  • We have open dining from 7:30am to 9:00am everyday. 9:00am morning huddle with nursing, TREC, care attendants to ensure everyone has been offered breakfast. If residents are not still in the dining room they are offered a breakfast tray in their room and or their choice of snack. Residents are allowed to sleep in every day, however, care attendants are giving a list of when resident received their last snack the previous night. We make every attempt to ensure that residents have been at least offered a snack within 14 hours of their food intake. (state guidelines) If a resident has a bath that morning they are still assisted to the dining room in their bathrobes rather than putting on all their clothing. Dietary Manager, AMY, tracks all weekly weights and meets with nursing staff every Friday to review any weight loss issues or potential for weight loss. Interventions are discussed and put into an action plan. The interventions are then put on the daily care sheets to inform staff of add’l nutritional support. Casper reports are reviewed for residents that flag in the weight loss QI’s to review hx of weight loss in the facility. Discussions on past weight loss issues and how to prevent them from happening in the future.

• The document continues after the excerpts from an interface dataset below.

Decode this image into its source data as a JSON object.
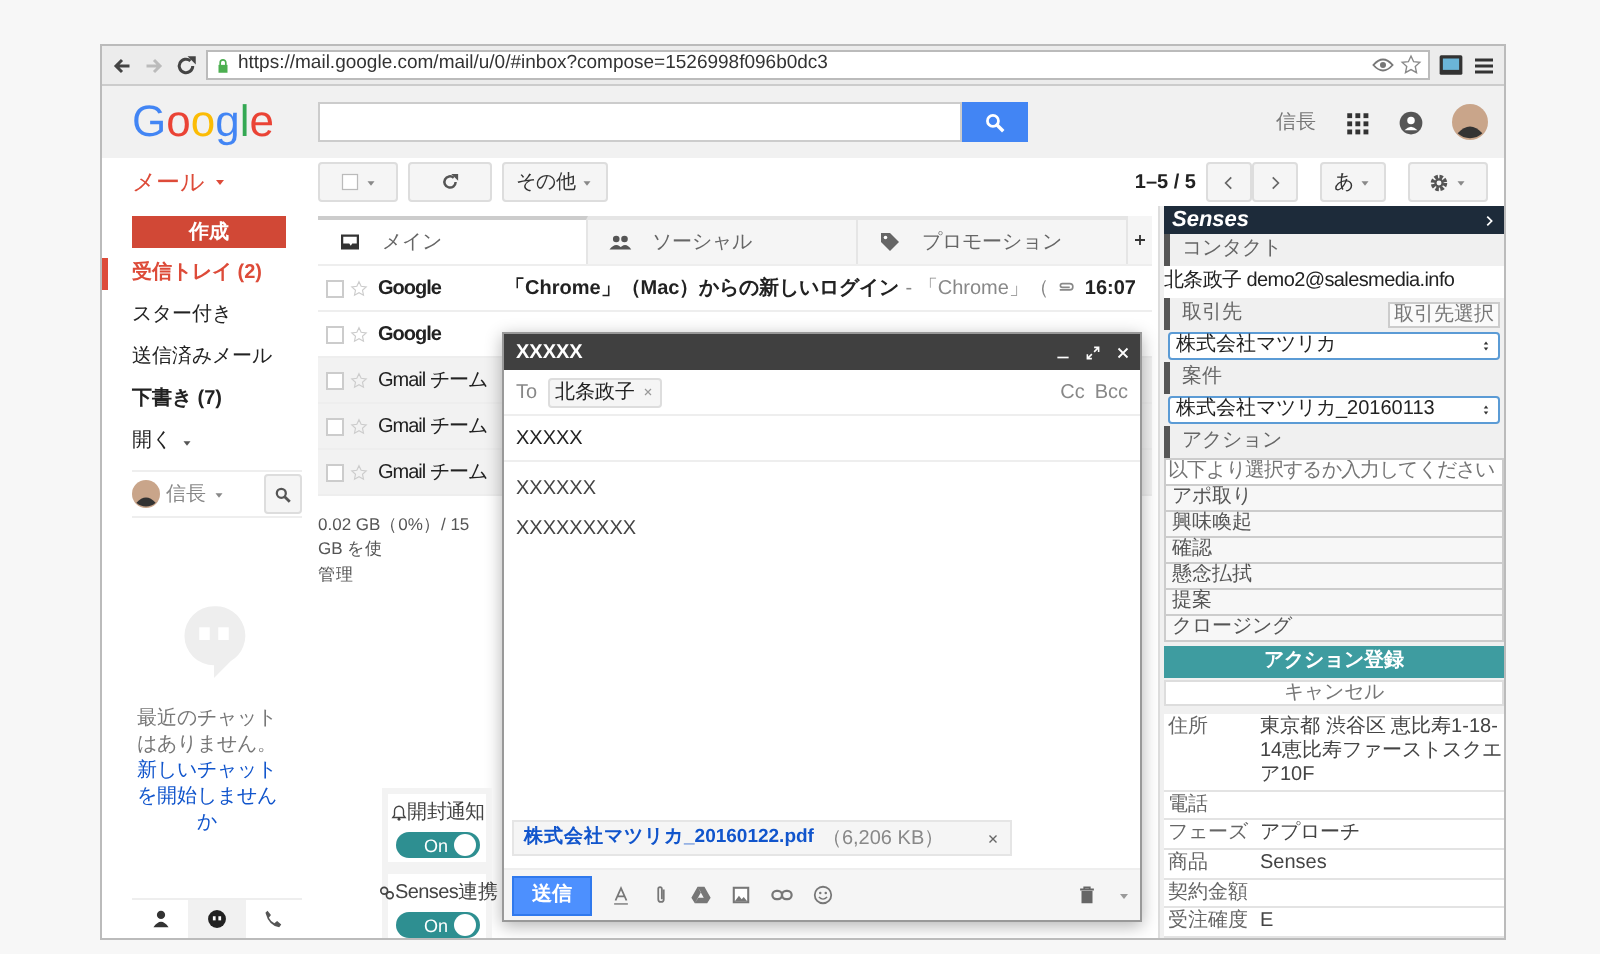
{
  "browser": {
    "url": "https://mail.google.com/mail/u/0/#inbox?compose=1526998f096b0dc3",
    "forward_disabled": true
  },
  "header": {
    "logo": "Google",
    "user": "信長"
  },
  "toolbar": {
    "app_menu": "メール",
    "more": "その他",
    "page_range": "1–5 / 5",
    "input_method": "あ"
  },
  "sidebar": {
    "compose": "作成",
    "items": [
      {
        "label": "受信トレイ (2)",
        "selected": true,
        "bold": true
      },
      {
        "label": "スター付き",
        "selected": false,
        "bold": false
      },
      {
        "label": "送信済みメール",
        "selected": false,
        "bold": false
      },
      {
        "label": "下書き (7)",
        "selected": false,
        "bold": true
      },
      {
        "label": "開く",
        "selected": false,
        "bold": false
      }
    ],
    "hangouts_user": "信長",
    "chat_empty": "最近のチャットはありません。",
    "chat_link": "新しいチャットを開始しませんか",
    "bottom_tabs": [
      {
        "kind": "contacts",
        "selected": false
      },
      {
        "kind": "hangouts",
        "selected": true
      },
      {
        "kind": "phone",
        "selected": false
      }
    ]
  },
  "inbox": {
    "tabs": [
      {
        "kind": "primary",
        "label": "メイン",
        "selected": true
      },
      {
        "kind": "social",
        "label": "ソーシャル",
        "selected": false
      },
      {
        "kind": "promotions",
        "label": "プロモーション",
        "selected": false
      }
    ],
    "rows": [
      {
        "sender": "Google",
        "unread": true,
        "subject": "「Chrome」（Mac）からの新しいログイン",
        "snippet": "- 「Chrome」（",
        "attachment": true,
        "time": "16:07"
      },
      {
        "sender": "Google",
        "unread": true
      },
      {
        "sender": "Gmail チーム",
        "unread": false
      },
      {
        "sender": "Gmail チーム",
        "unread": false
      },
      {
        "sender": "Gmail チーム",
        "unread": false
      }
    ],
    "storage": "0.02 GB（0%）/ 15 GB を使",
    "manage": "管理"
  },
  "compose": {
    "title": "XXXXX",
    "to_label": "To",
    "recipients": [
      "北条政子"
    ],
    "cc": "Cc",
    "bcc": "Bcc",
    "subject": "XXXXX",
    "body": [
      "XXXXXX",
      "XXXXXXXXX"
    ],
    "attachment": {
      "name": "株式会社マツリカ_20160122.pdf",
      "size": "（6,206 KB）"
    },
    "send": "送信"
  },
  "toggles": [
    {
      "kind": "read-receipt",
      "label": "開封通知",
      "on": true,
      "state_text": "On"
    },
    {
      "kind": "link",
      "label": "Senses連携",
      "on": true,
      "state_text": "On"
    }
  ],
  "senses": {
    "title": "Senses",
    "contact_heading": "コンタクト",
    "contact": "北条政子 demo2@salesmedia.info",
    "account_heading": "取引先",
    "account_button": "取引先選択",
    "account_value": "株式会社マツリカ",
    "deal_heading": "案件",
    "deal_value": "株式会社マツリカ_20160113",
    "action_heading": "アクション",
    "action_placeholder": "以下より選択するか入力してください",
    "actions": [
      "アポ取り",
      "興味喚起",
      "確認",
      "懸念払拭",
      "提案",
      "クロージング"
    ],
    "register": "アクション登録",
    "cancel": "キャンセル",
    "details": [
      {
        "label": "住所",
        "value": "東京都 渋谷区 恵比寿1-18-14恵比寿ファーストスクエア10F"
      },
      {
        "label": "電話"
      },
      {
        "label": "フェーズ",
        "value": "アプローチ"
      },
      {
        "label": "商品",
        "value": "Senses"
      },
      {
        "label": "契約金額"
      },
      {
        "label": "受注確度",
        "value": "E"
      }
    ]
  }
}
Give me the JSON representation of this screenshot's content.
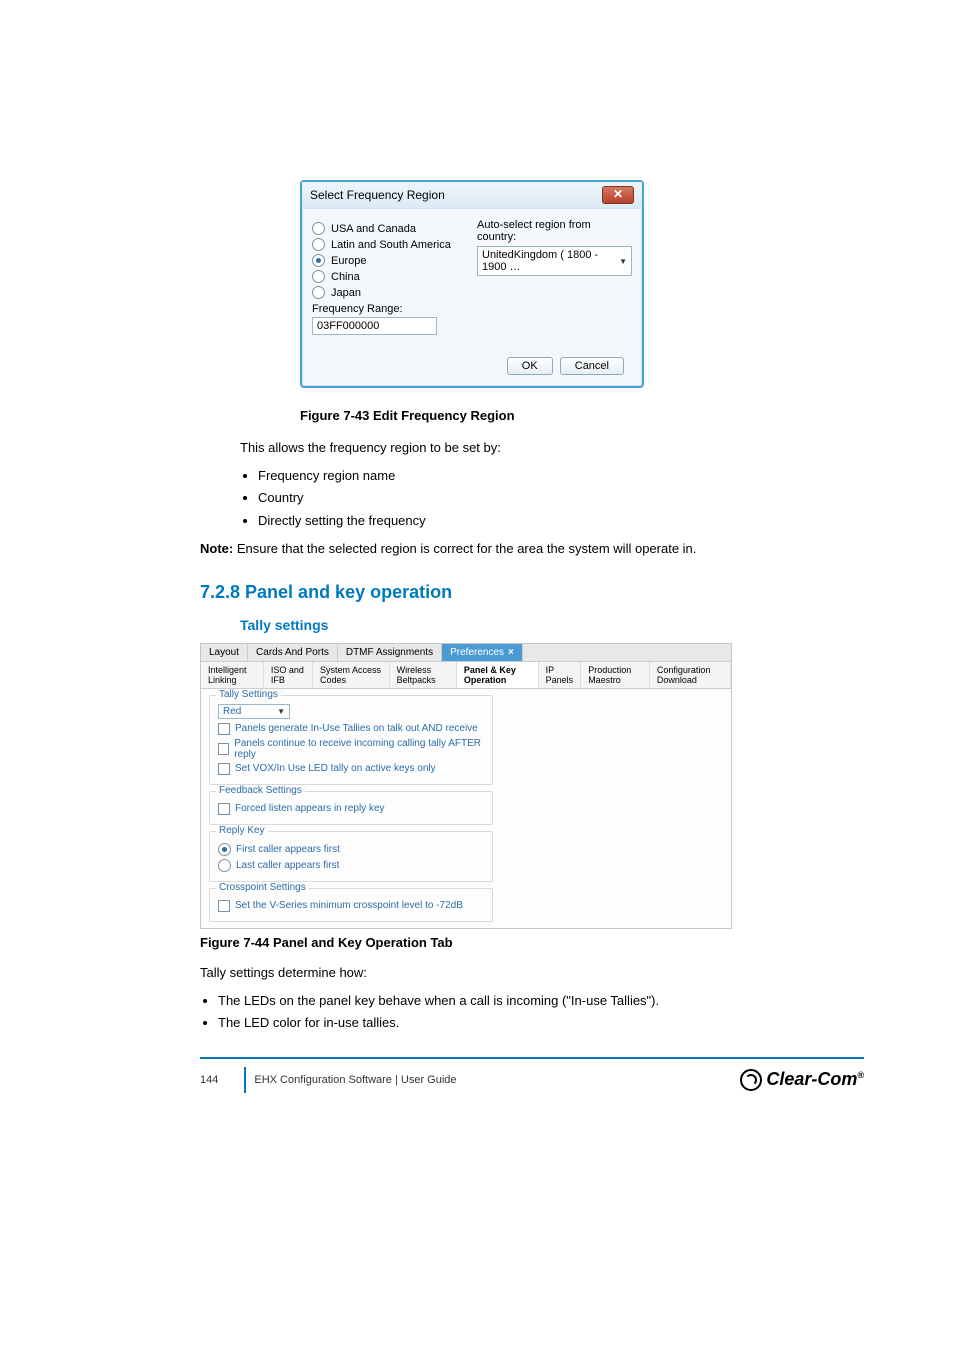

  • Our root cause annalysis indicated significant flucuations in residents weights week to week. During an investigation of our process, re noted an equipment malfunction. Equipment has been replaced. Staff has been educated. Results; we do not have weight flucuations as previously noted.

Share your nursing home perspective on this quality improvement issue.

Weight Loss/Dining – Entry 1

Dear Diary:

At our QAPI meeting last month, our dietitian shared that she has noted a trend of unexplained weight loss in several residents on our transitional care unit during the last quarter. She has not noted this trend on our long-term care neighborhoods.

Because weight loss is a high risk problem for our residents, we decided to start a performance improvement project (PIP) on this weight loss trend. We formed a PIP team that includes the registered dietitian, nurse manager, nursing assistant, social worker, and physical therapist. They did a great job completing a root cause analysis and brought the results of that RCA to our QAPI meeting today.

Their root cause analysis found:

  • About 20% of our residents on the transitional care unit do not eat breakfast.
  • Most of those not eating breakfast have therapy appointments before 10 am
  • Many residents on the TCU choose to “sleep in” as long as they can. Many are tired as they recuperate from surgery and/or as a side effect of pain medications.
  • Many residents with early therapy appointments choose to skip breakfast and just go straight to therapy.

The team is meeting next week. I wonder—what ideas will they have for action steps?

Signed, Donna

2 Comments

  • Developed a meal monitoring flowsheet which includes snacks. Charge nurse checks off and initials that she has observed residents eating or they are offered meals/snacks in their rooms. This is to ensure they have at least been offered nutrition.

  • Having an open breakfast works and bringing breakfast to those who do not want to get up. Start therapy later so it does not interfere with breakfast times.

Share your nursing home perspective on this quality improvement issue.